▸ Your objective: Return each entry below word for word, leaving out any image.
Excerpted data: Begin
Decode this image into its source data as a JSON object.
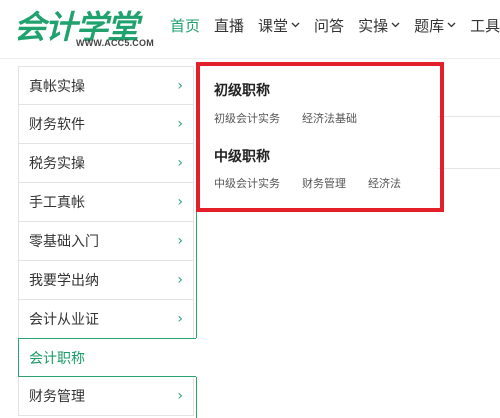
{
  "header": {
    "logo_text": "会计学堂",
    "logo_url": "WWW.ACC5.COM",
    "nav": [
      {
        "label": "首页",
        "active": true,
        "dropdown": false
      },
      {
        "label": "直播",
        "active": false,
        "dropdown": false
      },
      {
        "label": "课堂",
        "active": false,
        "dropdown": true
      },
      {
        "label": "问答",
        "active": false,
        "dropdown": false
      },
      {
        "label": "实操",
        "active": false,
        "dropdown": true
      },
      {
        "label": "题库",
        "active": false,
        "dropdown": true
      },
      {
        "label": "工具",
        "active": false,
        "dropdown": false
      }
    ]
  },
  "sidebar": {
    "items": [
      {
        "label": "真帐实操",
        "arrow": "›"
      },
      {
        "label": "财务软件",
        "arrow": "›"
      },
      {
        "label": "税务实操",
        "arrow": "›"
      },
      {
        "label": "手工真帐",
        "arrow": "›"
      },
      {
        "label": "零基础入门",
        "arrow": "›"
      },
      {
        "label": "我要学出纳",
        "arrow": "›"
      },
      {
        "label": "会计从业证",
        "arrow": "›"
      },
      {
        "label": "会计职称",
        "arrow": ""
      },
      {
        "label": "财务管理",
        "arrow": "›"
      }
    ],
    "active_index": 7
  },
  "panel": {
    "groups": [
      {
        "title": "初级职称",
        "links": [
          "初级会计实务",
          "经济法基础"
        ]
      },
      {
        "title": "中级职称",
        "links": [
          "中级会计实务",
          "财务管理",
          "经济法"
        ]
      }
    ]
  },
  "colors": {
    "brand_green": "#1fa26e",
    "highlight_red": "#e3202a"
  }
}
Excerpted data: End
▸ Solved exercise:
Decode this image into its source data as a JSON object.
{
  "header": {
    "logo_text": "会计学堂",
    "logo_url": "WWW.ACC5.COM",
    "nav": [
      {
        "label": "首页",
        "active": true,
        "dropdown": false
      },
      {
        "label": "直播",
        "active": false,
        "dropdown": false
      },
      {
        "label": "课堂",
        "active": false,
        "dropdown": true
      },
      {
        "label": "问答",
        "active": false,
        "dropdown": false
      },
      {
        "label": "实操",
        "active": false,
        "dropdown": true
      },
      {
        "label": "题库",
        "active": false,
        "dropdown": true
      },
      {
        "label": "工具",
        "active": false,
        "dropdown": false
      }
    ]
  },
  "sidebar": {
    "items": [
      {
        "label": "真帐实操",
        "arrow": "›"
      },
      {
        "label": "财务软件",
        "arrow": "›"
      },
      {
        "label": "税务实操",
        "arrow": "›"
      },
      {
        "label": "手工真帐",
        "arrow": "›"
      },
      {
        "label": "零基础入门",
        "arrow": "›"
      },
      {
        "label": "我要学出纳",
        "arrow": "›"
      },
      {
        "label": "会计从业证",
        "arrow": "›"
      },
      {
        "label": "会计职称",
        "arrow": ""
      },
      {
        "label": "财务管理",
        "arrow": "›"
      }
    ],
    "active_index": 7
  },
  "panel": {
    "groups": [
      {
        "title": "初级职称",
        "links": [
          "初级会计实务",
          "经济法基础"
        ]
      },
      {
        "title": "中级职称",
        "links": [
          "中级会计实务",
          "财务管理",
          "经济法"
        ]
      }
    ]
  },
  "colors": {
    "brand_green": "#1fa26e",
    "highlight_red": "#e3202a"
  }
}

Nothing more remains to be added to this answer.